++++ TASK MATERIAL

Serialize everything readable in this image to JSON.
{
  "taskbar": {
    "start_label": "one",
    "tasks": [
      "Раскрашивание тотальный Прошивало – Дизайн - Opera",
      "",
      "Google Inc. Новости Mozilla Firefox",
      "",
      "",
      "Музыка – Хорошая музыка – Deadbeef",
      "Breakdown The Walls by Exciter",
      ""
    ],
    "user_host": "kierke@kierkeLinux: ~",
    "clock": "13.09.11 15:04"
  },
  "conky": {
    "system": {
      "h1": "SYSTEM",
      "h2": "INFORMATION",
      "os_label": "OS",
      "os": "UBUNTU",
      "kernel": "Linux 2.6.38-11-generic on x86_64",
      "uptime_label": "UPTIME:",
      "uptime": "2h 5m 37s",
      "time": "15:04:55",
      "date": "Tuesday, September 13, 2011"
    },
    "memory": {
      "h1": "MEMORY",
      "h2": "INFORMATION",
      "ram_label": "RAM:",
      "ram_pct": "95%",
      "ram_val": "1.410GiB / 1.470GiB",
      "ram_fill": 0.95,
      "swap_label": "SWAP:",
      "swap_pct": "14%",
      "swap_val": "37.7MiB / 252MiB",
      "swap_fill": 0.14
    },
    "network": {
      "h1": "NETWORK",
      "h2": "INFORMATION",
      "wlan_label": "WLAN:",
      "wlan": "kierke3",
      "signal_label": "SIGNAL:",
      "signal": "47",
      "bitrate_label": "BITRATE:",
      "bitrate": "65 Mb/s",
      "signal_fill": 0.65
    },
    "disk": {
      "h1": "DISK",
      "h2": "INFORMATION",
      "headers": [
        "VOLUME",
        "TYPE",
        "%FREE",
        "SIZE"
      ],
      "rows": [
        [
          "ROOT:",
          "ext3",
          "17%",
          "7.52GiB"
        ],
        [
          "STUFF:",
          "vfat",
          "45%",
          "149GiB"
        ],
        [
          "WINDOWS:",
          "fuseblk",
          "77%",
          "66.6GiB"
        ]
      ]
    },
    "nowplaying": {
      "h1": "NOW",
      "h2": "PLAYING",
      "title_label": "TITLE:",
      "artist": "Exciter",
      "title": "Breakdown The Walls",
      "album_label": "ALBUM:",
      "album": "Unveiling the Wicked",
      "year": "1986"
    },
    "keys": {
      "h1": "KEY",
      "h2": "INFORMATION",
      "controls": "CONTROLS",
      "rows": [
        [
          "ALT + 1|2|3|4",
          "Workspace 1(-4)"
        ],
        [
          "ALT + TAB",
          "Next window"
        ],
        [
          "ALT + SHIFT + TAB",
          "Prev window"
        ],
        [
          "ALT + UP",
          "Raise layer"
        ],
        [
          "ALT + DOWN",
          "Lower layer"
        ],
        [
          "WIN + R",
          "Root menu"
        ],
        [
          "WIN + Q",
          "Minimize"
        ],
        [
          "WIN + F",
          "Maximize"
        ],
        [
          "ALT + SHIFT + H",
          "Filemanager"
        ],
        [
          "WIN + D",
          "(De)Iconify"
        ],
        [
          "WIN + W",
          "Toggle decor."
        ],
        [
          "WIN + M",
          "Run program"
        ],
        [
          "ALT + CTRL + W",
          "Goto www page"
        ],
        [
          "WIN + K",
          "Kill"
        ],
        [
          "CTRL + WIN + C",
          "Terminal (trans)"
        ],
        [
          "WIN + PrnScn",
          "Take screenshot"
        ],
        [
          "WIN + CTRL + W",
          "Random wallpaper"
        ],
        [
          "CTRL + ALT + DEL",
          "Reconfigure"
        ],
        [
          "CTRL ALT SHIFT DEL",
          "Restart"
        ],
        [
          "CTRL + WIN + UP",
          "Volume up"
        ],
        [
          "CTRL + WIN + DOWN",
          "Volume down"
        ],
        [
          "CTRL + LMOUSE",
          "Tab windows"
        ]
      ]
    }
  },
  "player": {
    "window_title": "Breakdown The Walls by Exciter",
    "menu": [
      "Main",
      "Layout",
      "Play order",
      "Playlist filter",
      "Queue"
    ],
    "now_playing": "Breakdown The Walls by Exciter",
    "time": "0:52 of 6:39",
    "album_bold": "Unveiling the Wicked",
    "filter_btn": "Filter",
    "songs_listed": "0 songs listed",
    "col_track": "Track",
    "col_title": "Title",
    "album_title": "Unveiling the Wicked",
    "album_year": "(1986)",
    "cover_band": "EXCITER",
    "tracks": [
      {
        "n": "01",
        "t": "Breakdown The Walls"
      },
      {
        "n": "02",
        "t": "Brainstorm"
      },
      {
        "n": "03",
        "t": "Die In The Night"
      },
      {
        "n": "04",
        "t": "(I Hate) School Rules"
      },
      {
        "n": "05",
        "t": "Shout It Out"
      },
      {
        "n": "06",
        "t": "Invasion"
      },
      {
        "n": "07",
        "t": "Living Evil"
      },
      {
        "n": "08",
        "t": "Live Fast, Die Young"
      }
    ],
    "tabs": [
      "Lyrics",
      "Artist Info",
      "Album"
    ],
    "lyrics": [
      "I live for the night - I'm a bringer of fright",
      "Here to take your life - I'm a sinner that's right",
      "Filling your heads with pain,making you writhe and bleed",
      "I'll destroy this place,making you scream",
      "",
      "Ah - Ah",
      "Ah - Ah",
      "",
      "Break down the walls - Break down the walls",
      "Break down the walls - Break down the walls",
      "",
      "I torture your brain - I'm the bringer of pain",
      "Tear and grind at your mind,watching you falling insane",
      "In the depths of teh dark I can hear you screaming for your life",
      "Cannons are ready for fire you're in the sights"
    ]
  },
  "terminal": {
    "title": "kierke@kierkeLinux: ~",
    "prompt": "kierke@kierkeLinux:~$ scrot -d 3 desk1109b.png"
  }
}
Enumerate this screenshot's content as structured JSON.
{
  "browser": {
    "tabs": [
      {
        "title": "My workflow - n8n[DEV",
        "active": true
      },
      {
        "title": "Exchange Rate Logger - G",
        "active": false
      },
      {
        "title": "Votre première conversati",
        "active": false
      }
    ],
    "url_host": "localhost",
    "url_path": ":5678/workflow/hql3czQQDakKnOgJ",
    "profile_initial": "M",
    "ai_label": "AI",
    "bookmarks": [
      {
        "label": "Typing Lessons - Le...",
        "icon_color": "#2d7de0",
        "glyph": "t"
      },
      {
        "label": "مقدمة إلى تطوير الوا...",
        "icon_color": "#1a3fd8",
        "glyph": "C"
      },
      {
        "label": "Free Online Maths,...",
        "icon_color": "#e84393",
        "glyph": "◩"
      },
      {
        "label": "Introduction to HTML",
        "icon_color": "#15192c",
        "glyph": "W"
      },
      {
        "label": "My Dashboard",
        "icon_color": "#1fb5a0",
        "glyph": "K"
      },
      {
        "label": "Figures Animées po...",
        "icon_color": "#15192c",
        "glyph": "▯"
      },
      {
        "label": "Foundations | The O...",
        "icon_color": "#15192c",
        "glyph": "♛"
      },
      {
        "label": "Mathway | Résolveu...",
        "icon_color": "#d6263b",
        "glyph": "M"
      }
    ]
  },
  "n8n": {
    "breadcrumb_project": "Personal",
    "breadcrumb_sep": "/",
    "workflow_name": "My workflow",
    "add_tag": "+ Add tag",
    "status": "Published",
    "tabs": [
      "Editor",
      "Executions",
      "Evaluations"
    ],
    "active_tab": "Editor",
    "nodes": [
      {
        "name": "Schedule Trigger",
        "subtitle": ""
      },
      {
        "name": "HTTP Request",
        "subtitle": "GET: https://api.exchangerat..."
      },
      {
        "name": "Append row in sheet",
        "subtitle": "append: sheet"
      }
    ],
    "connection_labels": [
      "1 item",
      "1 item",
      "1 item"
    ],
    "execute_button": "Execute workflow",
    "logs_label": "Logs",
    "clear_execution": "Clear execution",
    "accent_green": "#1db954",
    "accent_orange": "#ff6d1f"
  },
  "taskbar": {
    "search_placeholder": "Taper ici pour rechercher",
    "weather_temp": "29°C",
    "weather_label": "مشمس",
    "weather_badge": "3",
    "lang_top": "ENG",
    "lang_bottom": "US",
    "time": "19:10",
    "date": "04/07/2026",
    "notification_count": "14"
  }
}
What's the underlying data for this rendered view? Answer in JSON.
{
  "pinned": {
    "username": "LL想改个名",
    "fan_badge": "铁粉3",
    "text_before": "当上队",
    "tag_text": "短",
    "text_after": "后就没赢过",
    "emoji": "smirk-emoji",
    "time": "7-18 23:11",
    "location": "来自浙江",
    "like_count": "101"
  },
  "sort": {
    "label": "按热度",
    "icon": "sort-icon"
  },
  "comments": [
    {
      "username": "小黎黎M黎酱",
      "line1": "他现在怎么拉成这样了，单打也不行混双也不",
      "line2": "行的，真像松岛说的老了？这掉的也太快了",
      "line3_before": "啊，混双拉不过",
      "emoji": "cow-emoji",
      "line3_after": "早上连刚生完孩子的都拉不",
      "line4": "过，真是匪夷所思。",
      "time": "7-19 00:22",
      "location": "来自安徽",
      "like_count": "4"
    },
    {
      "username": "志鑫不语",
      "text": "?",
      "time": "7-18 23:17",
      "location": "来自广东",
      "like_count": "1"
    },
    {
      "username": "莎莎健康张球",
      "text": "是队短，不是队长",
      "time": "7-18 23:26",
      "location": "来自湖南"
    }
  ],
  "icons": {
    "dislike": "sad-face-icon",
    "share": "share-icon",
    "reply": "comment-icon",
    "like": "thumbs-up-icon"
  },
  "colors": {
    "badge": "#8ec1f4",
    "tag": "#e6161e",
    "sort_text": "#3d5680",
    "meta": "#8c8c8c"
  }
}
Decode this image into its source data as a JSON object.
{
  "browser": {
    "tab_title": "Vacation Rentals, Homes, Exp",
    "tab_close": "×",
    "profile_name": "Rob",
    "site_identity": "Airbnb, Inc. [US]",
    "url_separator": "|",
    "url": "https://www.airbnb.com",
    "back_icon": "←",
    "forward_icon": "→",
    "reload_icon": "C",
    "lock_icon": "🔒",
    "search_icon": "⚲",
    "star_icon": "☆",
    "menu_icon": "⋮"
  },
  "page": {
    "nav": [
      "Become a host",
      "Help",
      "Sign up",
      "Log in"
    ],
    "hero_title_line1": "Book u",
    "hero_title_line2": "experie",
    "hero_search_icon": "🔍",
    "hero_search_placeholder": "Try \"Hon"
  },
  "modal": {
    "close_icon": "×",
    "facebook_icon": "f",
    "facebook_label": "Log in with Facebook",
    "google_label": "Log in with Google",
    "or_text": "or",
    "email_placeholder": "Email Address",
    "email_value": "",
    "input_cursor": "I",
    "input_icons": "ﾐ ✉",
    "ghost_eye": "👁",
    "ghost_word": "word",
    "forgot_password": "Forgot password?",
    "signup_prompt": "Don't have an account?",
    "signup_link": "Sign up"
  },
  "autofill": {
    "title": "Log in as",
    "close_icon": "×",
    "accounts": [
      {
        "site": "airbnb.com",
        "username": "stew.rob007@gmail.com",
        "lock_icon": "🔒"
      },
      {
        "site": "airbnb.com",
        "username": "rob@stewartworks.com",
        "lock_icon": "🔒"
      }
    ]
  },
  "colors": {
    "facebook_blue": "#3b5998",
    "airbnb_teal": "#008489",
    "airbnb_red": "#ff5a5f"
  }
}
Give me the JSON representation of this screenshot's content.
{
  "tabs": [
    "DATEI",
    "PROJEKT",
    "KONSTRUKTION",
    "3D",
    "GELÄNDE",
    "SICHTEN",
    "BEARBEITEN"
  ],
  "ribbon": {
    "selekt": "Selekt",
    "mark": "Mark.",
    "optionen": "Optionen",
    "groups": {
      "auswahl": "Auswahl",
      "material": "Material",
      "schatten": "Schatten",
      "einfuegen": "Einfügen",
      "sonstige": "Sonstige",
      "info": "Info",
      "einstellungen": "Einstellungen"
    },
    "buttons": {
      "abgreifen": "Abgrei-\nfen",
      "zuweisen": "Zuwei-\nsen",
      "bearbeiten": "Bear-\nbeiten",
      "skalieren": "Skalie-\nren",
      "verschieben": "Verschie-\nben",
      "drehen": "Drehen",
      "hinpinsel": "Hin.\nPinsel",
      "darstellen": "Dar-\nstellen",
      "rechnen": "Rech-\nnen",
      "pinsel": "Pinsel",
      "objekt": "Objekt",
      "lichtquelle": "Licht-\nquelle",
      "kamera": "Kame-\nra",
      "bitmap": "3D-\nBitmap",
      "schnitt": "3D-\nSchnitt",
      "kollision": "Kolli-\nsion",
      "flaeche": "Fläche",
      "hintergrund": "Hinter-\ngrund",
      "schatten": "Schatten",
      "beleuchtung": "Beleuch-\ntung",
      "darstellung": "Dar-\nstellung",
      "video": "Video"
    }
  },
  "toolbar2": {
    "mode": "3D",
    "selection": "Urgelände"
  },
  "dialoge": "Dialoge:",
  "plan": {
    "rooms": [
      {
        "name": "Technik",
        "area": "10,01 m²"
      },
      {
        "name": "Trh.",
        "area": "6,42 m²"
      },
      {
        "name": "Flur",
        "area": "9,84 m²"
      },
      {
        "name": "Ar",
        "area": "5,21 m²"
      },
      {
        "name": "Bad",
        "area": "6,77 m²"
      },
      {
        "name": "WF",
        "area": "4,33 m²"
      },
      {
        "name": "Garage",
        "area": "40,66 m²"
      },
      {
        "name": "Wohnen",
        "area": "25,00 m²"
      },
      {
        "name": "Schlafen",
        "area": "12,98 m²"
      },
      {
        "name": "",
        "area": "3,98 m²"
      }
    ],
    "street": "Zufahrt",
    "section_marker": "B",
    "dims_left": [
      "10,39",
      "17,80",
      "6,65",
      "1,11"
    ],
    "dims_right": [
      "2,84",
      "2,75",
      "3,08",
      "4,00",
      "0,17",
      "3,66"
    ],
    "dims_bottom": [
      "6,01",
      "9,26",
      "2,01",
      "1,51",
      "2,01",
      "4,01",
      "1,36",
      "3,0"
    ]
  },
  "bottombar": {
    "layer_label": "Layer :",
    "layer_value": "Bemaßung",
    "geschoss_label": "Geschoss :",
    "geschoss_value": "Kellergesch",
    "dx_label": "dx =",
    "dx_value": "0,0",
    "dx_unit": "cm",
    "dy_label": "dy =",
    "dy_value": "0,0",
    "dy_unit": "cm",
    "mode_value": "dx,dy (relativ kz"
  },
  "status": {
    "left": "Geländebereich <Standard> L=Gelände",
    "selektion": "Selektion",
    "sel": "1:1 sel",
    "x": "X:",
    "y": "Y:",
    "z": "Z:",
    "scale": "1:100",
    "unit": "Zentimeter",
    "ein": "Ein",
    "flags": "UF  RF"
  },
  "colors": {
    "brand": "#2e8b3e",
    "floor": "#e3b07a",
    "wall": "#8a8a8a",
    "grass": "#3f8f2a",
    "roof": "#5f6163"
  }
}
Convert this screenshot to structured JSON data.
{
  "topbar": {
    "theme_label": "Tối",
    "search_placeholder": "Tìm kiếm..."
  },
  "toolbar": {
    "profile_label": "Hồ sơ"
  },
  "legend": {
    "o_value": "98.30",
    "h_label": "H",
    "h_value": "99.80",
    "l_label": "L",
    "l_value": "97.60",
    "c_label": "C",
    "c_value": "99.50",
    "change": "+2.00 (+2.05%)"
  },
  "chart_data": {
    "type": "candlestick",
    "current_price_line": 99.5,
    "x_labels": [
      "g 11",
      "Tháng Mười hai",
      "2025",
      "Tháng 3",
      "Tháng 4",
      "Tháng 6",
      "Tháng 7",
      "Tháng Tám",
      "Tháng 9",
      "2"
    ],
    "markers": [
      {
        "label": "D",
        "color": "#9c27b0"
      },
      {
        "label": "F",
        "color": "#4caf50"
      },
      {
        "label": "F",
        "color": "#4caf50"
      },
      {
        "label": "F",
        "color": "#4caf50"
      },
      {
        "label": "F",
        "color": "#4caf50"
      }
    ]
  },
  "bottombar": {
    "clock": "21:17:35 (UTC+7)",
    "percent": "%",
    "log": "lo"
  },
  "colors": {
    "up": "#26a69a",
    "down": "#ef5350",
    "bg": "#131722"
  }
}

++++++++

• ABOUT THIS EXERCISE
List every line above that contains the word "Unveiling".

• RESPONSE FOR THIS EXERCISE
      "album": "Unveiling the Wicked",
    "album_bold": "Unveiling the Wicked",
    "album_title": "Unveiling the Wicked",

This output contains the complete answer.